**Instructions to follow**: In the records below, find the lines that include "Expired" and copy each.

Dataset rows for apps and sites

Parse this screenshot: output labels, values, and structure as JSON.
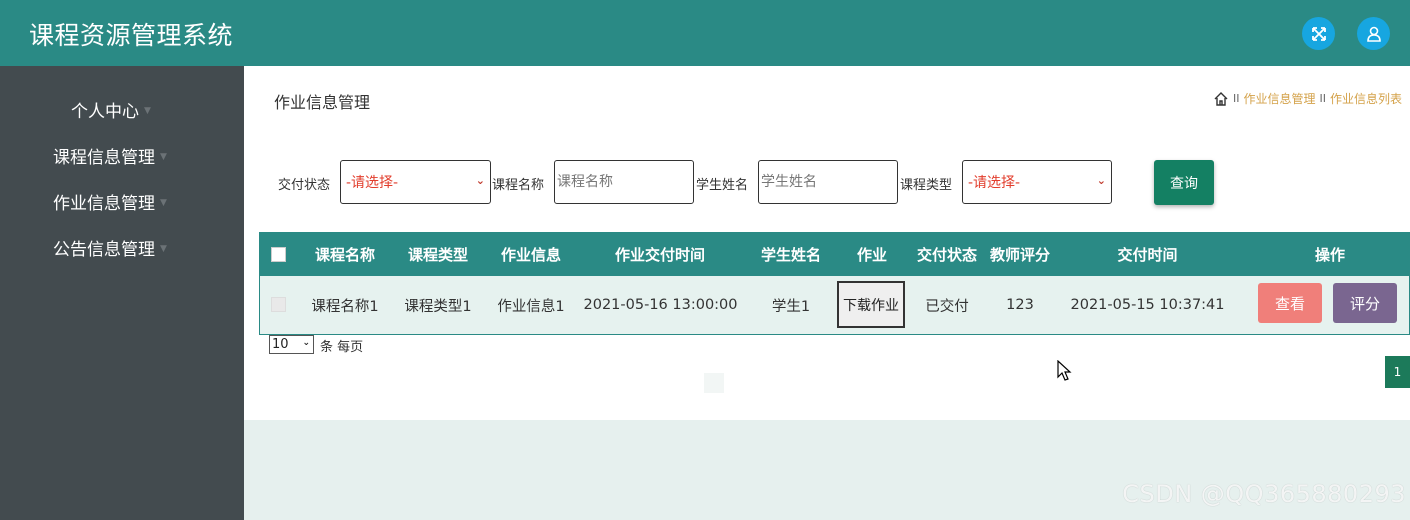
{
  "header": {
    "app_title": "课程资源管理系统",
    "icons": [
      "fullscreen-icon",
      "user-icon"
    ]
  },
  "sidebar": {
    "items": [
      {
        "label": "个人中心"
      },
      {
        "label": "课程信息管理"
      },
      {
        "label": "作业信息管理"
      },
      {
        "label": "公告信息管理"
      }
    ]
  },
  "page": {
    "title": "作业信息管理",
    "breadcrumb": [
      "作业信息管理",
      "作业信息列表"
    ]
  },
  "search": {
    "status_label": "交付状态",
    "status_value": "-请选择-",
    "course_name_label": "课程名称",
    "course_name_placeholder": "课程名称",
    "student_name_label": "学生姓名",
    "student_name_placeholder": "学生姓名",
    "course_type_label": "课程类型",
    "course_type_value": "-请选择-",
    "query_label": "查询"
  },
  "table": {
    "columns": [
      "课程名称",
      "课程类型",
      "作业信息",
      "作业交付时间",
      "学生姓名",
      "作业",
      "交付状态",
      "教师评分",
      "交付时间",
      "操作"
    ],
    "rows": [
      {
        "course_name": "课程名称1",
        "course_type": "课程类型1",
        "homework_info": "作业信息1",
        "homework_due": "2021-05-16 13:00:00",
        "student_name": "学生1",
        "download_label": "下载作业",
        "status": "已交付",
        "score": "123",
        "submit_time": "2021-05-15 10:37:41",
        "view_label": "查看",
        "rate_label": "评分"
      }
    ]
  },
  "pagination": {
    "page_size": "10",
    "per_page_text": "条 每页",
    "current_page": "1"
  },
  "watermark": "CSDN @QQ365880293",
  "colors": {
    "header": "#2a8a85",
    "sidebar": "#434b4f",
    "query_button": "#148063",
    "view_button": "#f07f7a",
    "rate_button": "#7a6690",
    "breadcrumb": "#d4a24a"
  }
}
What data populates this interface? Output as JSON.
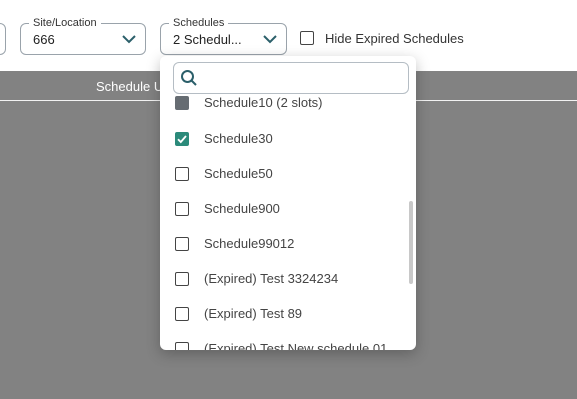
{
  "filters": {
    "site_location": {
      "label": "Site/Location",
      "value": "666"
    },
    "schedules": {
      "label": "Schedules",
      "value": "2 Schedul..."
    },
    "hide_expired_label": "Hide Expired Schedules"
  },
  "table": {
    "header_partial": "Schedule U"
  },
  "dropdown": {
    "search_placeholder": "",
    "options": [
      {
        "label": "Schedule10 (2 slots)",
        "state": "partial"
      },
      {
        "label": "Schedule30",
        "state": "checked"
      },
      {
        "label": "Schedule50",
        "state": "unchecked"
      },
      {
        "label": "Schedule900",
        "state": "unchecked"
      },
      {
        "label": "Schedule99012",
        "state": "unchecked"
      },
      {
        "label": "(Expired) Test 3324234",
        "state": "unchecked"
      },
      {
        "label": "(Expired) Test 89",
        "state": "unchecked"
      },
      {
        "label": "(Expired) Test New schedule 01",
        "state": "unchecked"
      }
    ]
  },
  "colors": {
    "accent": "#2b8a7a",
    "overlay_gray": "#828282"
  }
}
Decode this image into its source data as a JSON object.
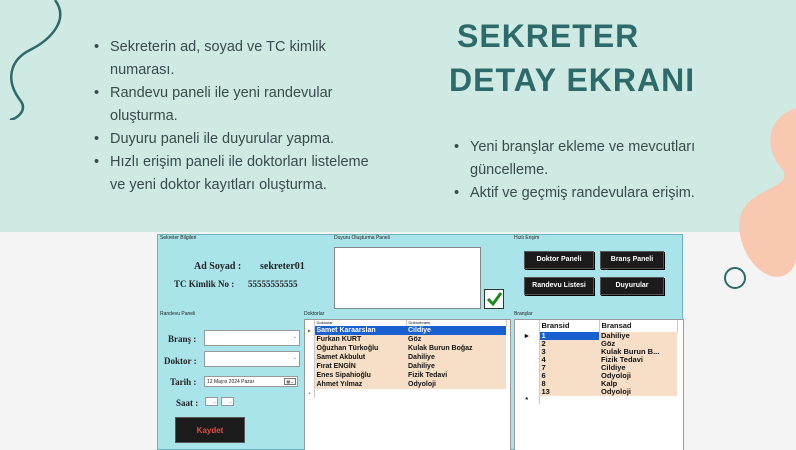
{
  "slide": {
    "title_line1": "SEKRETER",
    "title_line2": "DETAY EKRANI",
    "bullets_left": [
      "Sekreterin ad, soyad ve TC kimlik numarası.",
      "Randevu paneli ile yeni randevular oluşturma.",
      "Duyuru paneli ile duyurular yapma.",
      "Hızlı erişim paneli ile doktorları listeleme ve yeni doktor kayıtları oluşturma."
    ],
    "bullets_right": [
      "Yeni branşlar ekleme ve mevcutları güncelleme.",
      "Aktif ve geçmiş randevulara erişim."
    ],
    "colors": {
      "band": "#cfe9e3",
      "title": "#2d6a6b",
      "peach": "#f8c9b0",
      "window": "#a9e4ea"
    }
  },
  "window": {
    "info_group": "Sekreter Bilgileri",
    "ad_soyad_label": "Ad Soyad :",
    "ad_soyad_value": "sekreter01",
    "tc_label": "TC Kimlik No :",
    "tc_value": "55555555555",
    "duyuru_group": "Duyuru Oluşturma Paneli",
    "hizli_group": "Hızlı Erişim",
    "btn_doktor_paneli": "Doktor Paneli",
    "btn_brans_paneli": "Branş Paneli",
    "btn_randevu_listesi": "Randevu Listesi",
    "btn_duyurular": "Duyurular",
    "randevu_group": "Randevu Paneli",
    "brans_label": "Branş :",
    "doktor_label": "Doktor :",
    "tarih_label": "Tarih :",
    "tarih_value": "12  Mayıs  2024  Pazar",
    "saat_label": "Saat :",
    "kaydet_label": "Kaydet",
    "doktorlar_group": "Doktorlar",
    "doktorlar_headers": [
      "Doktorlar",
      "Doktorbrans"
    ],
    "doktorlar_rows": [
      [
        "Samet Karaarslan",
        "Cildiye"
      ],
      [
        "Furkan KURT",
        "Göz"
      ],
      [
        "Oğuzhan Türkoğlu",
        "Kulak Burun Boğaz"
      ],
      [
        "Samet Akbulut",
        "Dahiliye"
      ],
      [
        "Fırat ENGİN",
        "Dahiliye"
      ],
      [
        "Enes Sipahioğlu",
        "Fizik Tedavi"
      ],
      [
        "Ahmet Yılmaz",
        "Odyoloji"
      ]
    ],
    "branslar_group": "Branşlar",
    "branslar_headers": [
      "Bransid",
      "Bransad"
    ],
    "branslar_rows": [
      [
        "1",
        "Dahiliye"
      ],
      [
        "2",
        "Göz"
      ],
      [
        "3",
        "Kulak Burun B..."
      ],
      [
        "4",
        "Fizik Tedavi"
      ],
      [
        "7",
        "Cildiye"
      ],
      [
        "6",
        "Odyoloji"
      ],
      [
        "8",
        "Kalp"
      ],
      [
        "13",
        "Odyoloji"
      ]
    ]
  }
}
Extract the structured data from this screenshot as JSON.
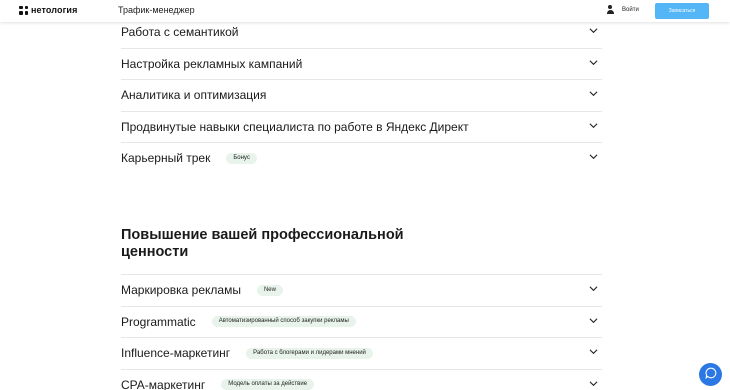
{
  "header": {
    "logo_text": "нетология",
    "product_name": "Трафик-менеджер",
    "login_label": "Войти",
    "signup_label": "Записаться"
  },
  "modules": [
    {
      "title": "Работа с семантикой"
    },
    {
      "title": "Настройка рекламных кампаний"
    },
    {
      "title": "Аналитика и оптимизация"
    },
    {
      "title": "Продвинутые навыки специалиста по работе в Яндекс Директ"
    },
    {
      "title": "Карьерный трек",
      "badge": "Бонус"
    }
  ],
  "extra_section": {
    "title": "Повышение вашей профессиональной ценности",
    "items": [
      {
        "title": "Маркировка рекламы",
        "badge": "New"
      },
      {
        "title": "Programmatic",
        "badge": "Автоматизированный способ закупки рекламы"
      },
      {
        "title": "Influence-маркетинг",
        "badge": "Работа с блогерами и лидерами мнений"
      },
      {
        "title": "CPA-маркетинг",
        "badge": "Модель оплаты за действие"
      }
    ]
  },
  "icons": {
    "chevron": "chevron-down-icon",
    "user": "user-icon",
    "chat": "chat-icon"
  },
  "colors": {
    "accent": "#55b6f7",
    "chat_button": "#2b78e4",
    "badge_bg": "#e8f3ec"
  }
}
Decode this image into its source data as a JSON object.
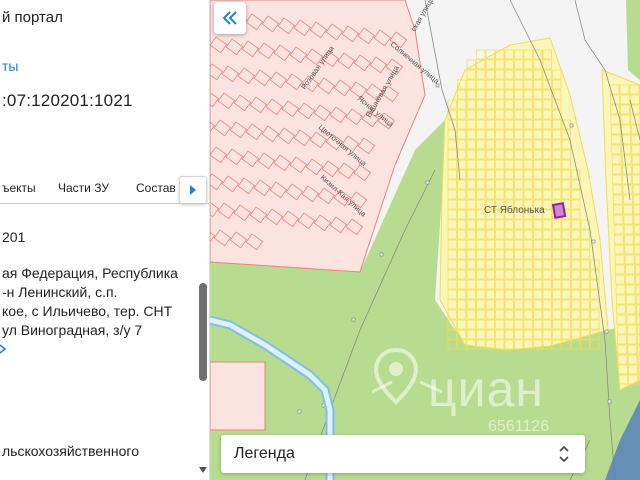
{
  "panel": {
    "portal_title": "й портал",
    "objects_link": "ты",
    "cadastral_number": ":07:120201:1021",
    "tabs": [
      {
        "label": "ъекты"
      },
      {
        "label": "Части ЗУ"
      },
      {
        "label": "Состав"
      }
    ],
    "cad_short": "201",
    "address_lines": [
      "ая Федерация, Республика",
      "-н Ленинский, с.п.",
      "кое, с Ильичево, тер. СНТ",
      " ул Виноградная, з/у 7"
    ],
    "land_category": "льскохозяйственного"
  },
  "map": {
    "street_labels": [
      {
        "text": "Розовая улица"
      },
      {
        "text": "Вишнёвая улица"
      },
      {
        "text": "Солнечная улица"
      },
      {
        "text": "Ясная улица"
      },
      {
        "text": "Цветочная улица"
      },
      {
        "text": "Кизил-Кая улица"
      },
      {
        "text": "ская улица"
      }
    ],
    "snt_label": "СТ Яблонька",
    "legend_label": "Легенда",
    "watermark_text": "циан",
    "watermark_number": "6561126",
    "colors": {
      "green": "#b8dc8f",
      "parcel_red": "#e8837a",
      "parcel_red_fill": "#fbe3e0",
      "parcel_yellow": "#eedd55",
      "parcel_yellow_fill": "#fbf6b8",
      "selected": "#9b1c9b",
      "water": "#7fbfe6"
    }
  }
}
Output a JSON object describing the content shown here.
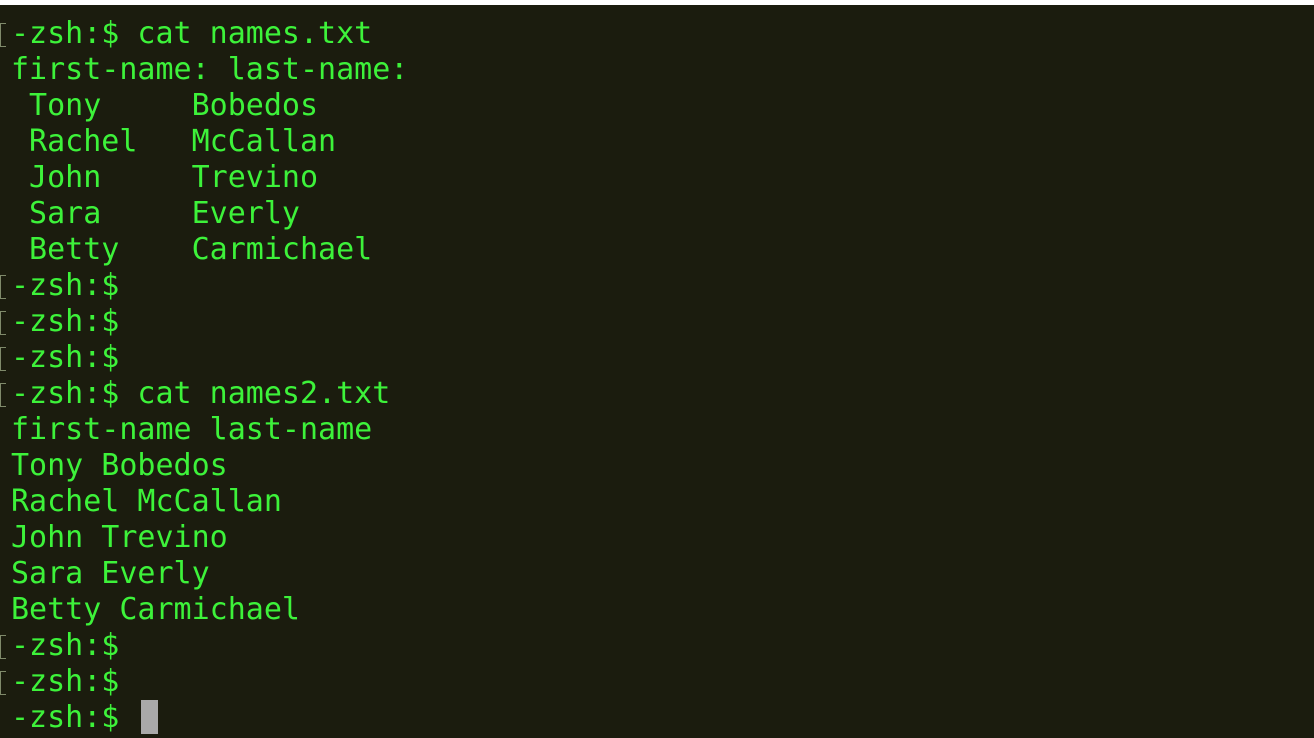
{
  "terminal": {
    "colors": {
      "background": "#1b1c0e",
      "text": "#3df23a",
      "cursor": "#a9a9a9",
      "mark": "#7f8a6a"
    },
    "lines": [
      {
        "text": "-zsh:$ cat names.txt",
        "marked": true
      },
      {
        "text": "first-name: last-name:",
        "marked": false
      },
      {
        "text": " Tony     Bobedos",
        "marked": false
      },
      {
        "text": " Rachel   McCallan",
        "marked": false
      },
      {
        "text": " John     Trevino",
        "marked": false
      },
      {
        "text": " Sara     Everly",
        "marked": false
      },
      {
        "text": " Betty    Carmichael",
        "marked": false
      },
      {
        "text": "-zsh:$",
        "marked": true
      },
      {
        "text": "-zsh:$",
        "marked": true
      },
      {
        "text": "-zsh:$",
        "marked": true
      },
      {
        "text": "-zsh:$ cat names2.txt",
        "marked": true
      },
      {
        "text": "first-name last-name",
        "marked": false
      },
      {
        "text": "Tony Bobedos",
        "marked": false
      },
      {
        "text": "Rachel McCallan",
        "marked": false
      },
      {
        "text": "John Trevino",
        "marked": false
      },
      {
        "text": "Sara Everly",
        "marked": false
      },
      {
        "text": "Betty Carmichael",
        "marked": false
      },
      {
        "text": "-zsh:$",
        "marked": true
      },
      {
        "text": "-zsh:$",
        "marked": true
      }
    ],
    "prompt": {
      "text": "-zsh:$ "
    }
  }
}
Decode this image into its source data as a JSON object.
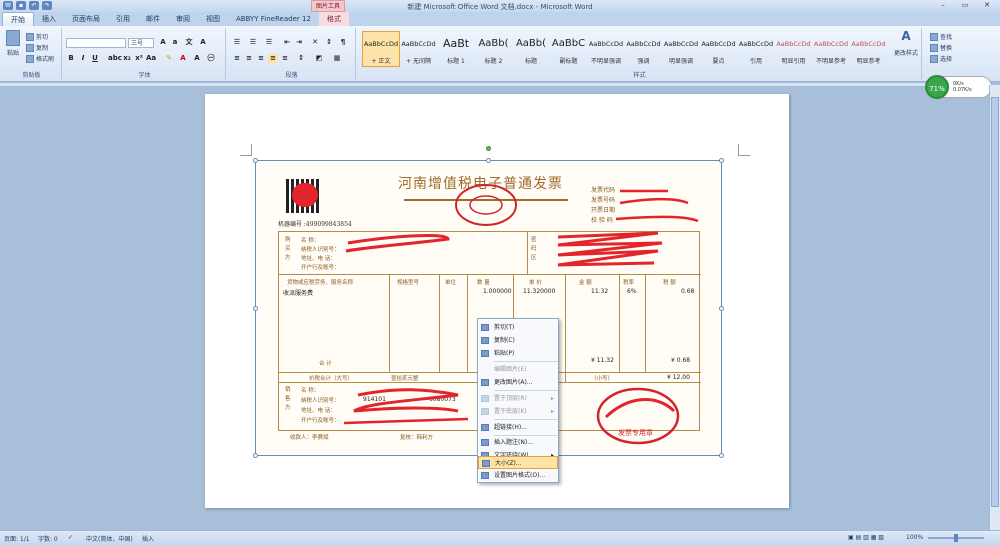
{
  "window": {
    "title": "新建 Microsoft Office Word 文档.docx - Microsoft Word",
    "context_tool": "图片工具"
  },
  "tabs": [
    "开始",
    "插入",
    "页面布局",
    "引用",
    "邮件",
    "审阅",
    "视图",
    "ABBYY FineReader 12",
    "格式"
  ],
  "ribbon": {
    "clipboard": {
      "paste": "粘贴",
      "cut": "剪切",
      "copy": "复制",
      "painter": "格式刷",
      "label": "剪贴板"
    },
    "font": {
      "size": "三号",
      "label": "字体"
    },
    "paragraph": {
      "label": "段落"
    },
    "styles": {
      "label": "样式",
      "items": [
        {
          "preview": "AaBbCcDd",
          "name": "+ 正文"
        },
        {
          "preview": "AaBbCcDd",
          "name": "+ 无间隔"
        },
        {
          "preview": "AaBt",
          "name": "标题 1"
        },
        {
          "preview": "AaBb(",
          "name": "标题 2"
        },
        {
          "preview": "AaBb(",
          "name": "标题"
        },
        {
          "preview": "AaBbC",
          "name": "副标题"
        },
        {
          "preview": "AaBbCcDd",
          "name": "不明显强调"
        },
        {
          "preview": "AaBbCcDd",
          "name": "强调"
        },
        {
          "preview": "AaBbCcDd",
          "name": "明显强调"
        },
        {
          "preview": "AaBbCcDd",
          "name": "要点"
        },
        {
          "preview": "AaBbCcDd",
          "name": "引用"
        },
        {
          "preview": "AaBbCcDd",
          "name": "明显引用"
        },
        {
          "preview": "AaBbCcDd",
          "name": "不明显参考"
        },
        {
          "preview": "AaBbCcDd",
          "name": "明显参考"
        }
      ],
      "change": "更改样式"
    },
    "editing": {
      "find": "查找",
      "replace": "替换",
      "select": "选择"
    }
  },
  "net_gadget": {
    "percent": "71%",
    "up": "0K/s",
    "down": "0.07K/s"
  },
  "invoice": {
    "title": "河南增值税电子普通发票",
    "machine_no": "机器编号 :499099843854",
    "meta": [
      "发票代码",
      "发票号码",
      "开票日期",
      "校 验 码"
    ],
    "buyer": [
      "名 称：",
      "纳税人识别号：",
      "地址、电 话：",
      "开户行及账号："
    ],
    "password_label": "密 码 区",
    "headers": [
      "货物或应税劳务、服务名称",
      "规格型号",
      "单位",
      "数 量",
      "单 价",
      "金 额",
      "税率",
      "税 额"
    ],
    "item": {
      "name": "收派服务费",
      "qty": "1.000000",
      "price": "11.320000",
      "amount": "11.32",
      "rate": "6%",
      "tax": "0.68"
    },
    "total_label": "合 计",
    "total_amount": "¥ 11.32",
    "total_tax": "¥ 0.68",
    "in_words_label": "价税合计（大写）",
    "in_words": "壹拾贰元整",
    "small_label": "（小写）",
    "small_value": "¥ 12.00",
    "seller": [
      "名 称：",
      "纳税人识别号：",
      "地址、电 话：",
      "开户行及账号："
    ],
    "seller_taxid": "914101",
    "seller_taxid_tail": "6080073",
    "payee": "收款人：李赛斌",
    "reviewer": "复核：韩利方",
    "seal_text": "发票专用章"
  },
  "context_menu": [
    {
      "label": "剪切(T)",
      "disabled": false
    },
    {
      "label": "复制(C)",
      "disabled": false
    },
    {
      "label": "粘贴(P)",
      "disabled": false
    },
    {
      "label": "编辑图片(E)",
      "disabled": true
    },
    {
      "label": "更改图片(A)...",
      "disabled": false
    },
    {
      "label": "置于顶层(R)",
      "disabled": true
    },
    {
      "label": "置于底层(K)",
      "disabled": true
    },
    {
      "label": "超链接(H)...",
      "disabled": false
    },
    {
      "label": "插入题注(N)...",
      "disabled": false
    },
    {
      "label": "文字环绕(W)",
      "disabled": false
    },
    {
      "label": "大小(Z)...",
      "disabled": false
    },
    {
      "label": "设置图片格式(O)...",
      "disabled": false
    }
  ],
  "status": {
    "page": "页面: 1/1",
    "words": "字数: 0",
    "lang": "中文(简体，中国)",
    "mode": "插入",
    "zoom": "100%"
  }
}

**Exercise answer**:
    "hide_expired_label": "Hide Expired Schedules"
        "label": "(Expired) Test 3324234",
        "label": "(Expired) Test 89",
        "label": "(Expired) Test New schedule 01",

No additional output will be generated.